Show + Tell – your sophomore album – came out in October, and I can definitely notice a difference in sound between the two. What was your goal in making your second album? Did you want it to be different from the first in certain ways?
I definitely did. Usually the songs are pretty raw when I’m writing them, and once we get in the studio and start recording, that’s when they take on a different vibe, they go in a different direction. Overall though, I definitely wanted it to be a little more upbeat, a little more full band, a little more electronic. It still has the same vibe, you can still tell it’s me, but it’s just a little more aggressive. ::laughs::
When you sit down to write a song, is there a certain process you go through?
I wish I could say that there’s a specific process. Sometimes it’s lyrics first, sometimes I’m playing something on the piano and it just comes. Sometimes a song will take me a week to write, and sometimes 30 minutes. I definitely work off of inspiration though. I have a hard time sitting down and saying, “ I’m gonna write a song right now!” Usually it’s very much [dependent on] what mood I’m in.

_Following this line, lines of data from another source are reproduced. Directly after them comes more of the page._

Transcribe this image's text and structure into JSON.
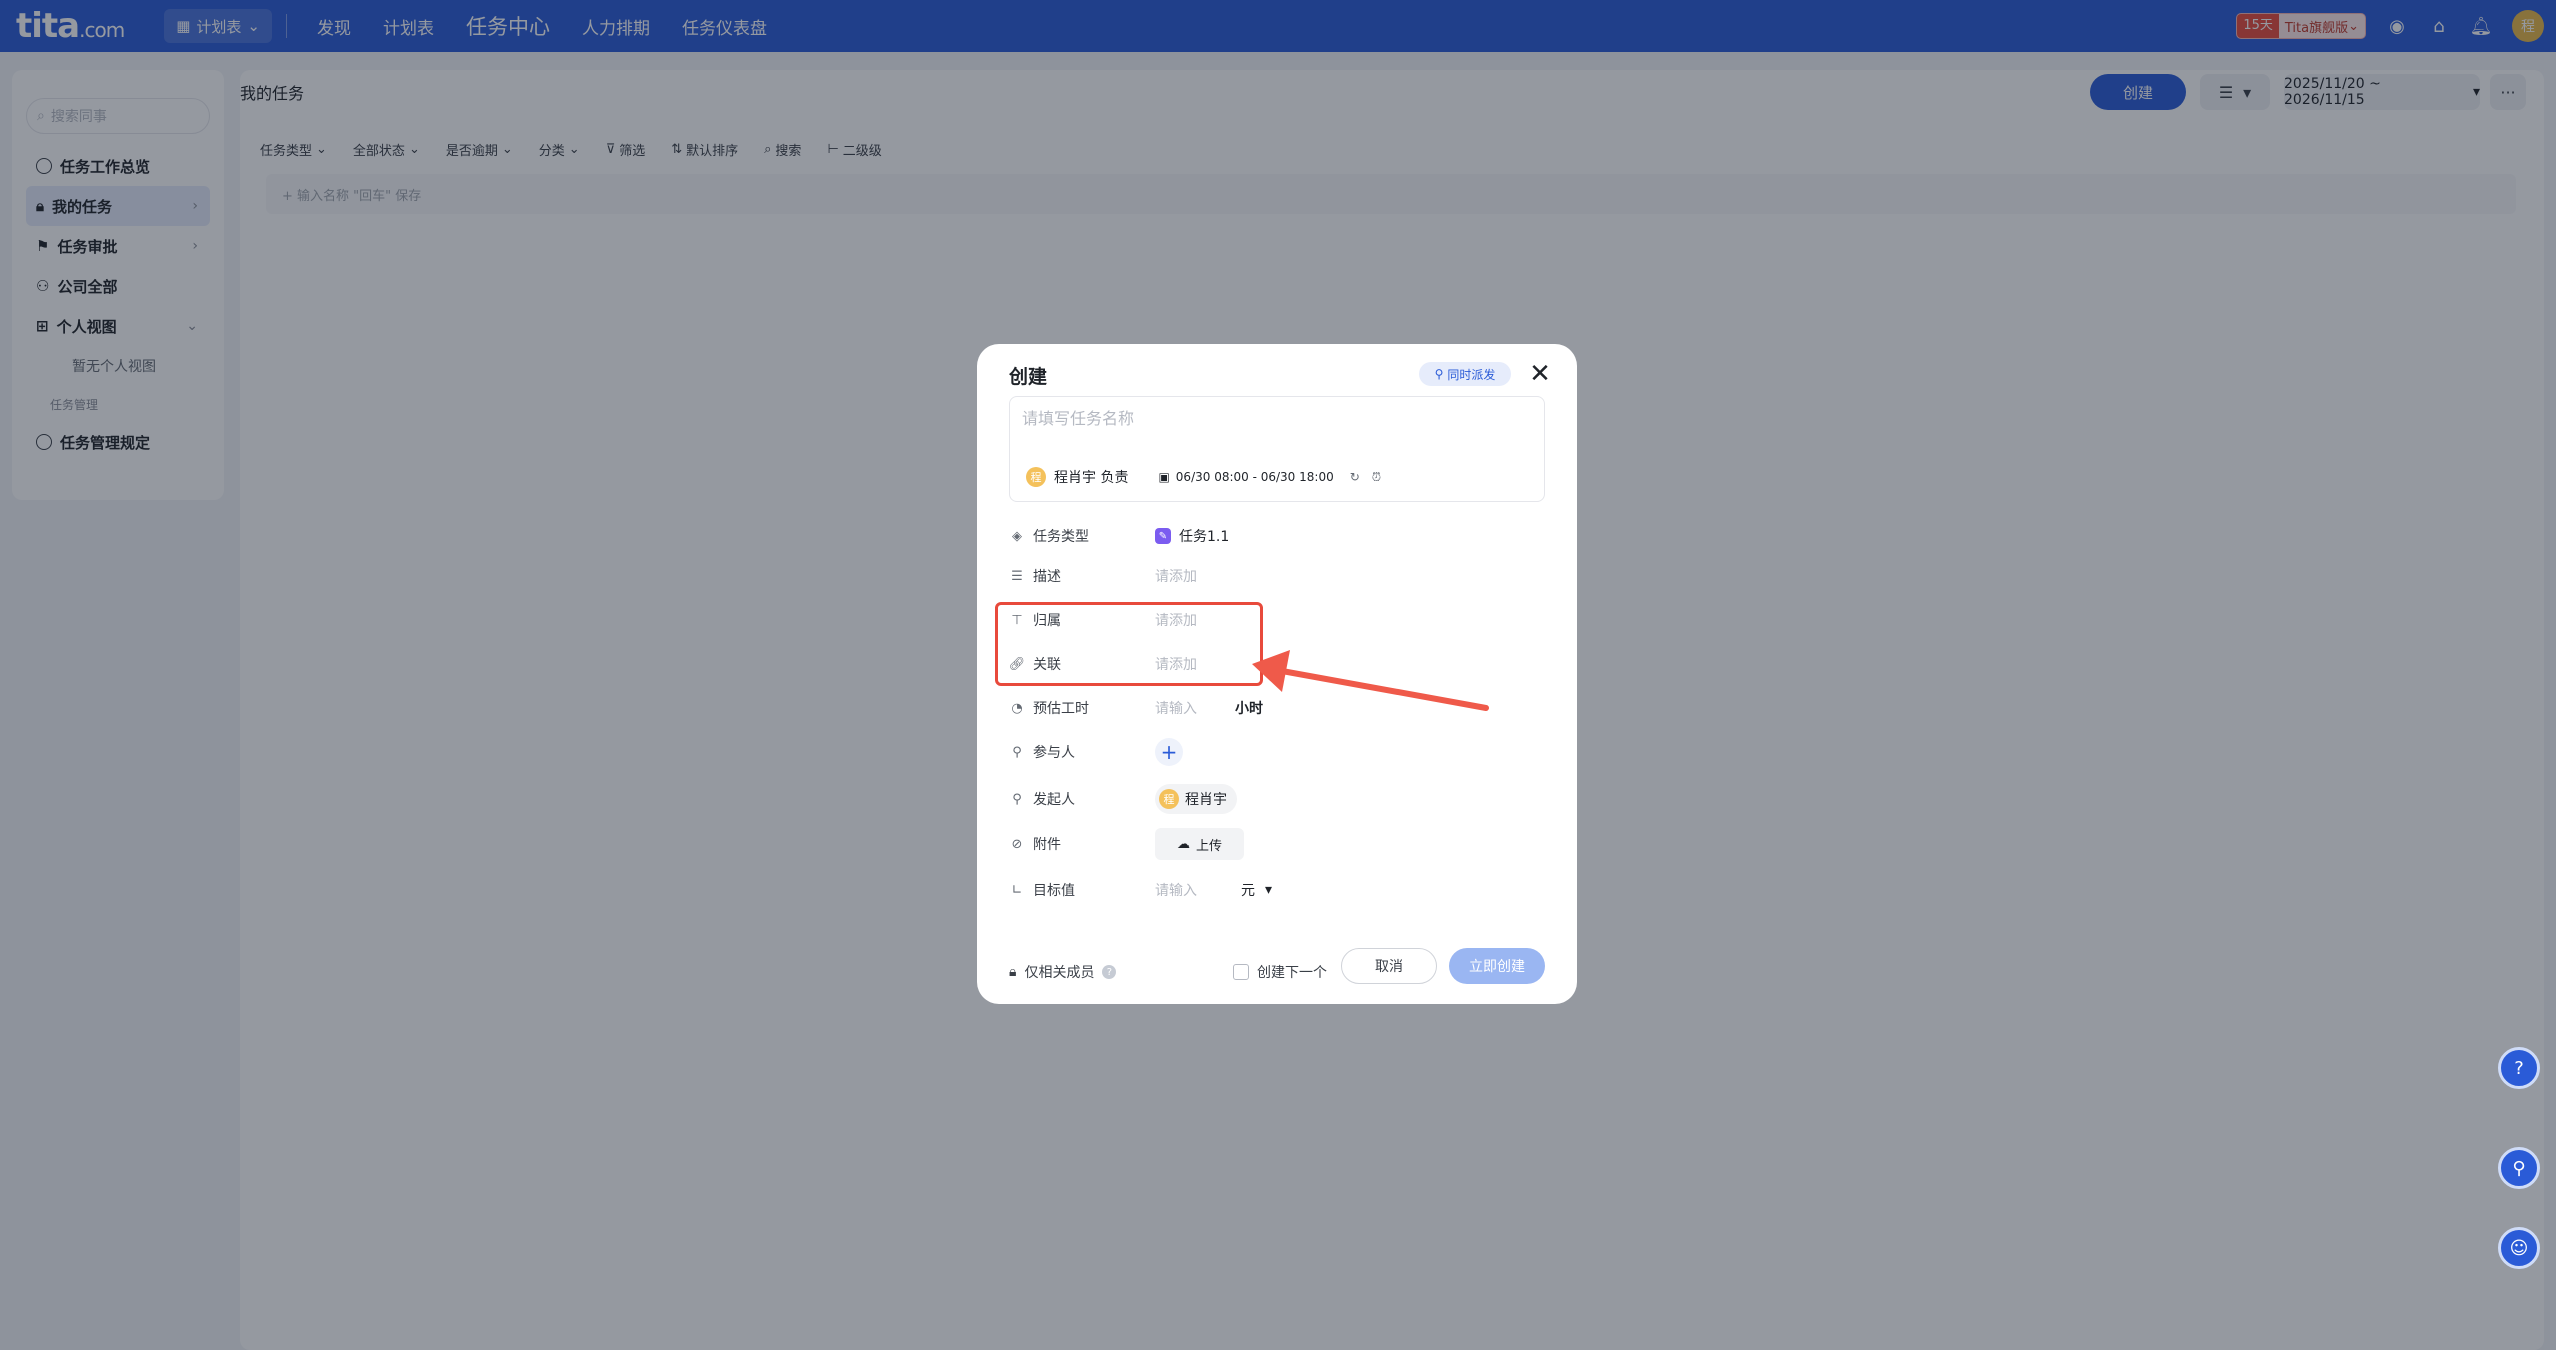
{
  "topbar": {
    "logo": "tita",
    "logo_suffix": ".com",
    "plan_switch": "计划表",
    "nav": [
      "发现",
      "计划表",
      "任务中心",
      "人力排期",
      "任务仪表盘"
    ],
    "trial_days": "15天",
    "trial_label": "Tita旗舰版",
    "avatar_text": "程"
  },
  "sidebar": {
    "search_placeholder": "搜索同事",
    "items": {
      "overview": "任务工作总览",
      "my_tasks": "我的任务",
      "approval": "任务审批",
      "company": "公司全部",
      "personal_view": "个人视图",
      "no_personal_view": "暂无个人视图",
      "group_manage": "任务管理",
      "rules": "任务管理规定"
    }
  },
  "main": {
    "title": "我的任务",
    "create_label": "创建",
    "date_range": "2025/11/20 ~ 2026/11/15",
    "filters": [
      "任务类型",
      "全部状态",
      "是否逾期",
      "分类",
      "筛选",
      "默认排序",
      "搜索",
      "二级级"
    ],
    "quick_add_placeholder": "+ 输入名称 \"回车\" 保存"
  },
  "modal": {
    "title": "创建",
    "dispatch_label": "同时派发",
    "task_name_placeholder": "请填写任务名称",
    "owner_avatar": "程",
    "owner_label": "程肖宇 负责",
    "date_text": "06/30 08:00 - 06/30 18:00",
    "fields": {
      "type_label": "任务类型",
      "type_value": "任务1.1",
      "desc_label": "描述",
      "desc_value": "请添加",
      "belong_label": "归属",
      "belong_value": "请添加",
      "relate_label": "关联",
      "relate_value": "请添加",
      "hours_label": "预估工时",
      "hours_value": "请输入",
      "hours_unit": "小时",
      "participants_label": "参与人",
      "initiator_label": "发起人",
      "initiator_avatar": "程",
      "initiator_name": "程肖宇",
      "attachment_label": "附件",
      "upload_label": "上传",
      "target_label": "目标值",
      "target_value": "请输入",
      "target_unit": "元"
    },
    "footer": {
      "visibility_label": "仅相关成员",
      "next_label": "创建下一个",
      "cancel_label": "取消",
      "submit_label": "立即创建"
    }
  },
  "colors": {
    "brand": "#2a5bd7",
    "highlight": "#e84a3c",
    "arrow": "#ef5a4a"
  }
}
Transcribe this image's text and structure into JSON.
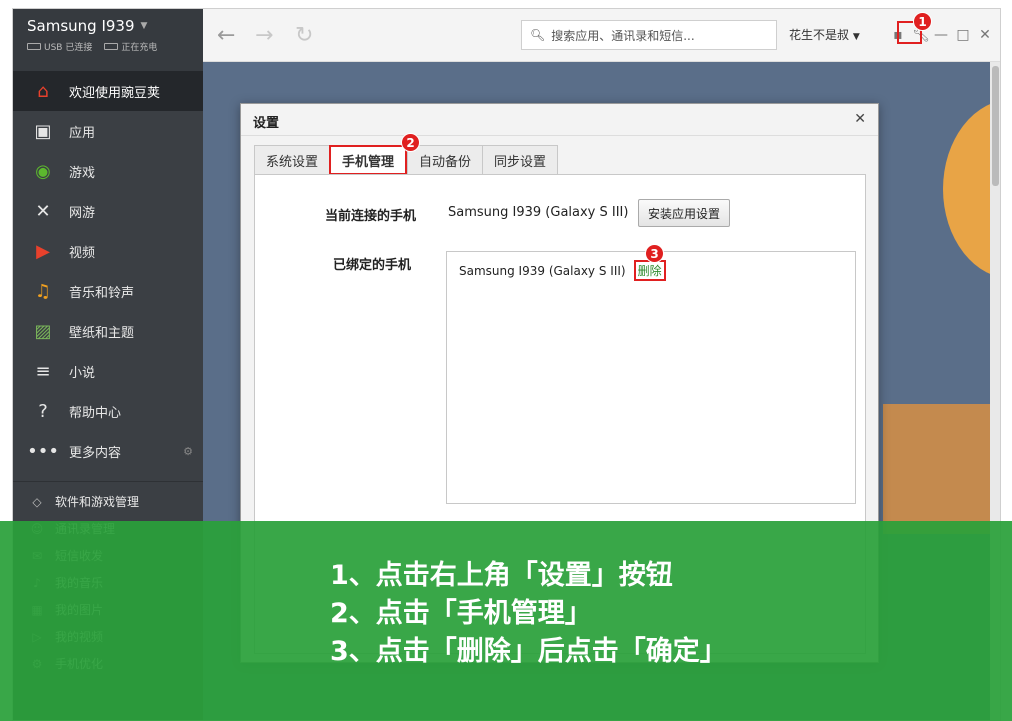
{
  "device": {
    "name": "Samsung I939",
    "usb_status": "USB 已连接",
    "charge_status": "正在充电"
  },
  "sidebar": {
    "items": [
      {
        "label": "欢迎使用豌豆荚",
        "icon": "home-icon",
        "color": "#e8412c"
      },
      {
        "label": "应用",
        "icon": "briefcase-icon",
        "color": "#e6e6e6"
      },
      {
        "label": "游戏",
        "icon": "gamepad-icon",
        "color": "#5cb82e"
      },
      {
        "label": "网游",
        "icon": "swords-icon",
        "color": "#e6e6e6"
      },
      {
        "label": "视频",
        "icon": "play-icon",
        "color": "#e8412c"
      },
      {
        "label": "音乐和铃声",
        "icon": "music-note-icon",
        "color": "#f0a020"
      },
      {
        "label": "壁纸和主题",
        "icon": "picture-icon",
        "color": "#7ab65a"
      },
      {
        "label": "小说",
        "icon": "book-icon",
        "color": "#e6e6e6"
      },
      {
        "label": "帮助中心",
        "icon": "help-icon",
        "color": "#e6e6e6"
      },
      {
        "label": "更多内容",
        "icon": "more-dots-icon",
        "color": "#e6e6e6"
      }
    ],
    "manage_items": [
      {
        "label": "软件和游戏管理",
        "icon": "cube-icon"
      },
      {
        "label": "通讯录管理",
        "icon": "contacts-icon"
      },
      {
        "label": "短信收发",
        "icon": "sms-icon"
      },
      {
        "label": "我的音乐",
        "icon": "music-icon"
      },
      {
        "label": "我的图片",
        "icon": "image-icon"
      },
      {
        "label": "我的视频",
        "icon": "video-icon"
      },
      {
        "label": "手机优化",
        "icon": "optimize-icon"
      }
    ]
  },
  "topbar": {
    "search_placeholder": "搜索应用、通讯录和短信...",
    "username": "花生不是叔"
  },
  "dialog": {
    "title": "设置",
    "tabs": [
      "系统设置",
      "手机管理",
      "自动备份",
      "同步设置"
    ],
    "active_tab": 1,
    "connected_label": "当前连接的手机",
    "connected_phone": "Samsung I939 (Galaxy S III)",
    "install_button": "安装应用设置",
    "bound_label": "已绑定的手机",
    "bound_phone": "Samsung I939 (Galaxy S III)",
    "delete_link": "删除"
  },
  "markers": [
    "1",
    "2",
    "3"
  ],
  "overlay": {
    "line1": "1、点击右上角「设置」按钮",
    "line2": "2、点击「手机管理」",
    "line3": "3、点击「删除」后点击「确定」"
  }
}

You’ve had a number of placements ranging from Apple to Teen Nick TV shows. Do you ever find yourself writing with placements in mind?
I do a little bit more now, but I usually try to focus on writing a good song because I think that the songs just speak for themselves. I feel that if you have good material, a place will be found for them, you know? Now that I’m working more closely with a placement company I do try to be a little bit more disciplined about it and write more toward those goals, but for the most part. I like to just focus on writing a good song. I work so much off of inspiration, so I try to just be weary of that.
Are there certain inspirations that you always find yourself going back to?
I definitely think the main thing as far as what inspires me with music is my environment. I think that’s why I was able to write so well in Sydney, because I was experiencing new things all the time. Nashville’s great too! I’m very inspired there. I’ve been living there for about a year and a half, but it’s still new to me, so it’s good.
Is there any advice that you would give to a songwriter whose just starting out, or who has started their career but feels stuck?
I have felt that way before and still feel like that at times. What people have always told me is just to keep writing. You just have to keep writing. You have to keep going back to that place where you keep reminding yourself that you’re doing music because you love music, and because you’re passionate about music. Whenever I feel like I’m at a standstill or I’m not inspired, I just have to remind myself that I’ve sacrificed a lot to do music because it’s what I’m passionate about. I think that everyone should find out what they’re passionate about and that’s what they should do!
As a songwriter, what does being part of ASCAP mean to you?
Its means a lot! ASCAP specifically has been so wonderful to me, especially when I first moved to Nashville. They really just adopted me and built a team around me. I really didn’t understand or know what that meant, or what a performing rights organization could do. I thought it was just like, “Well, they’ll just give me my money when it comes.” ::laughs:: But they have helped me move my career forward in so many ways. They’ve helped me with shows, they’ve helped me with writing and co-writing, and I just couldn’t be in a better place. So for me it’s more like a family more than anything.
For more information on Maggie Eckford, visit www.maggieeckford.com.